What the exercise asks: Only lines that contain the string "title" should be returned from the material below.

Data records:
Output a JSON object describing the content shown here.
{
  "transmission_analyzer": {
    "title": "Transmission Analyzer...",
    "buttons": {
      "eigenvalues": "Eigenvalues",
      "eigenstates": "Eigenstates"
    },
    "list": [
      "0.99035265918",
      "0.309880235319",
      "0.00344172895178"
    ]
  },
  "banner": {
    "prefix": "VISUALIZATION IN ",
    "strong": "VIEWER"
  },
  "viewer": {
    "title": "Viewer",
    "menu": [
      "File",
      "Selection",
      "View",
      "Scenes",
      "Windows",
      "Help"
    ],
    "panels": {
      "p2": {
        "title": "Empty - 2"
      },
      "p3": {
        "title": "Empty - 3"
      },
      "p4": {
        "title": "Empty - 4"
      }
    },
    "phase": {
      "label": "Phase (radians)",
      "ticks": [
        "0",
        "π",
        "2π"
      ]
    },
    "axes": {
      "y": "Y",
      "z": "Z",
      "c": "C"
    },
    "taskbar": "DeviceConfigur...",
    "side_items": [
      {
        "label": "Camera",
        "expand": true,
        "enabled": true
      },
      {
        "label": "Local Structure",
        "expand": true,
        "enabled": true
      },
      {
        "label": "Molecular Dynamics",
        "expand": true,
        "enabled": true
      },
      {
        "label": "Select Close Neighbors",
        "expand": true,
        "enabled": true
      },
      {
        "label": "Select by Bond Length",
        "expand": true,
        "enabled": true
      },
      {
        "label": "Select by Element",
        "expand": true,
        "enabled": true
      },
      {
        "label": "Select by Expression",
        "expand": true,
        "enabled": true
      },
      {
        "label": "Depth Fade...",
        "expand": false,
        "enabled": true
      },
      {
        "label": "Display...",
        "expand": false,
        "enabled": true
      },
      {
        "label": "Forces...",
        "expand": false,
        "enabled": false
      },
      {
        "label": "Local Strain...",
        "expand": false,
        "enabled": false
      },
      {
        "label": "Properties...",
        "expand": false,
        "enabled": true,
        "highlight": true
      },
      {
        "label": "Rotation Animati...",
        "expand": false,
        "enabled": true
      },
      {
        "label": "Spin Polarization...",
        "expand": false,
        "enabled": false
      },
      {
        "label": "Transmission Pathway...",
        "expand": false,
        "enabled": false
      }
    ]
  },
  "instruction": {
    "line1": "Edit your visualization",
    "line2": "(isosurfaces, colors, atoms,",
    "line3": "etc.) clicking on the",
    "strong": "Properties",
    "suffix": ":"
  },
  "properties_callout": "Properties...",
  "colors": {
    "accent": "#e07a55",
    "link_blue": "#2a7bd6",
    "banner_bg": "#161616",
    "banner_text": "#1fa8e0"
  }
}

Solution below:
    "title": "Transmission Analyzer...",
    "title": "Viewer",
        "title": "Empty - 2"
        "title": "Empty - 3"
        "title": "Empty - 4"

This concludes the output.